VPNs, the real deal

I recently clicked on a Google ad for WiTopia’s VPN service. The purpose of a VPN, or virtual private network, is to encrypt communications between two end points. It is typically used by remote users to access corporate systems from home or on the road. However, a number of companies now offer public VPN services that permit subscribers to encrypt their communications when using their laptop in a hostile environment such as a public Wi-fi hotspot. Since their destination probably doesn’t support encryption, these VPN products re-route the communications (Instant Messanging, Web browsing, VOIP, etc.) to one of their data centers and then send it unencrypted to the destination. The purpose is to protect the data stream from being intercepted from the user’s immediate environment.

In any event, I took to reading WiTopia’s product description which included the following:

Nobody, including us, can see your data without the unique “key” that resides only on your computer. We also swap out your ISP’s IP address for a randomly assigned WiTopia address. To everyone you are an anonymous WiTopia user whose traffic originates in our data center. Heck, we can’t even access your password.

That’s clearly incorrect. While the tunnel between the subscriber’s computer and the data center is encrypted, the subscriber data coming out of the data center and traveling to the destination is not. So it is clearly visible to WiTopia after it has been decrypted, and so is any return data coming from the public Internet before it is encrypted for transmission to the subscriber.

We log only essential network information for troubleshooting purposes and it is our policy to never share even this minimal data. In any event, we purge all our logs during our regular monthly maintenance windows.

Wow. They keep the logs for an entire month?

However, not withstanding the shortcomings in WiTopia’s product description, these services do appear to provide a userful value. Also, according to the information posted on WiTopia’s site, if both users utilize the service then it suggests that the communication may be encrypted end-to-end:

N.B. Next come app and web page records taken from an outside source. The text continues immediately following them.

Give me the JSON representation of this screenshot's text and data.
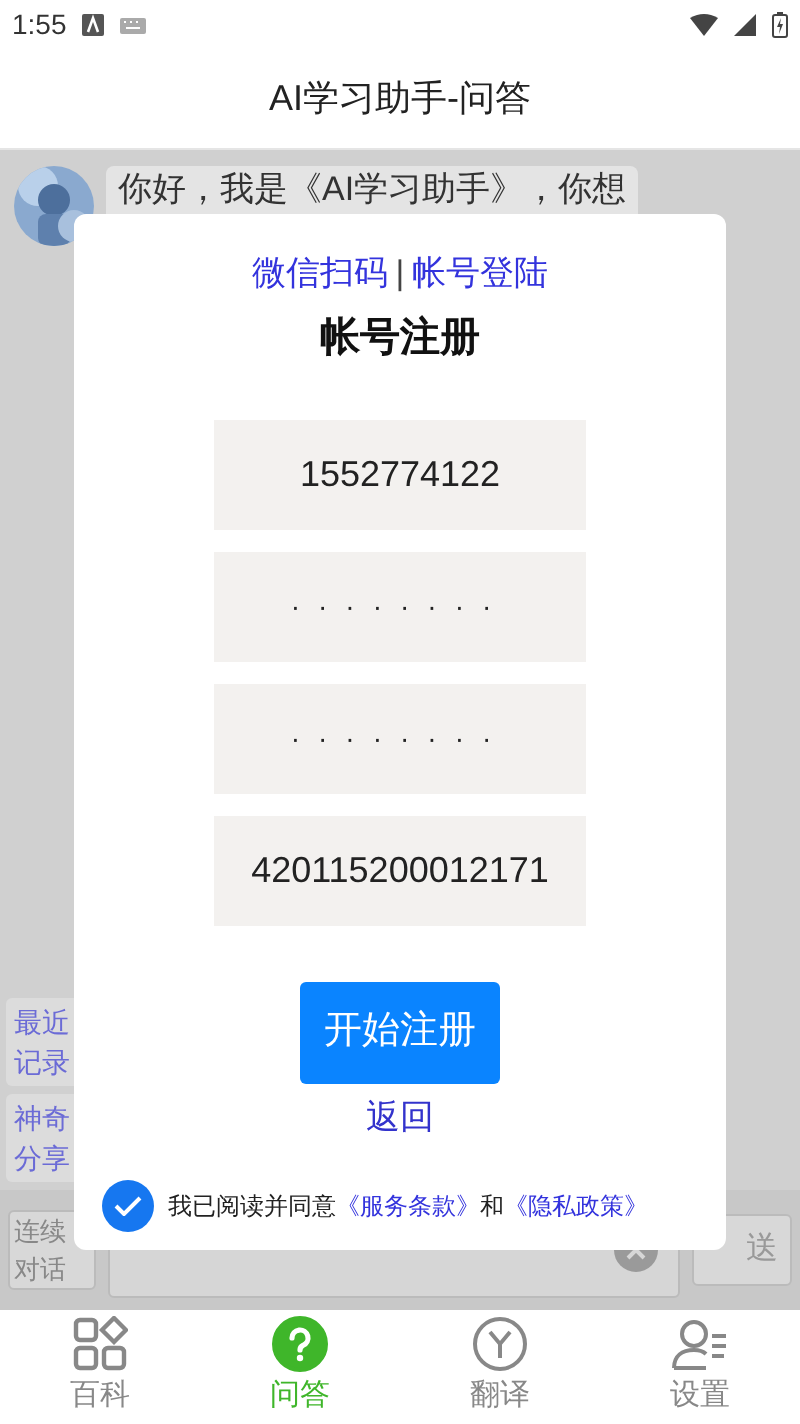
{
  "status_bar": {
    "time": "1:55"
  },
  "header": {
    "title": "AI学习助手-问答"
  },
  "chat": {
    "message": "你好，我是《AI学习助手》，你想"
  },
  "side_buttons": [
    "最近记录",
    "神奇分享"
  ],
  "input_bar": {
    "mode_button": "连续对话",
    "send_button": "送"
  },
  "dialog": {
    "switch_links": [
      "微信扫码",
      "帐号登陆"
    ],
    "separator": "|",
    "title": "帐号注册",
    "fields": [
      {
        "kind": "text",
        "value": "1552774122"
      },
      {
        "kind": "password",
        "value": "········"
      },
      {
        "kind": "password",
        "value": "········"
      },
      {
        "kind": "text",
        "value": "420115200012171"
      }
    ],
    "submit_button": "开始注册",
    "back_link": "返回",
    "agreement": {
      "checked": true,
      "text": "我已阅读并同意",
      "terms": "《服务条款》",
      "and": "和",
      "privacy": "《隐私政策》"
    }
  },
  "nav": [
    {
      "label": "百科",
      "selected": false
    },
    {
      "label": "问答",
      "selected": true
    },
    {
      "label": "翻译",
      "selected": false
    },
    {
      "label": "设置",
      "selected": false
    }
  ]
}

If I am IM’ing with someone is it secured end to end? If you enable a “direct IM” session with your IM client, and you are both using personalVPN™ all data will be encrypted end to end.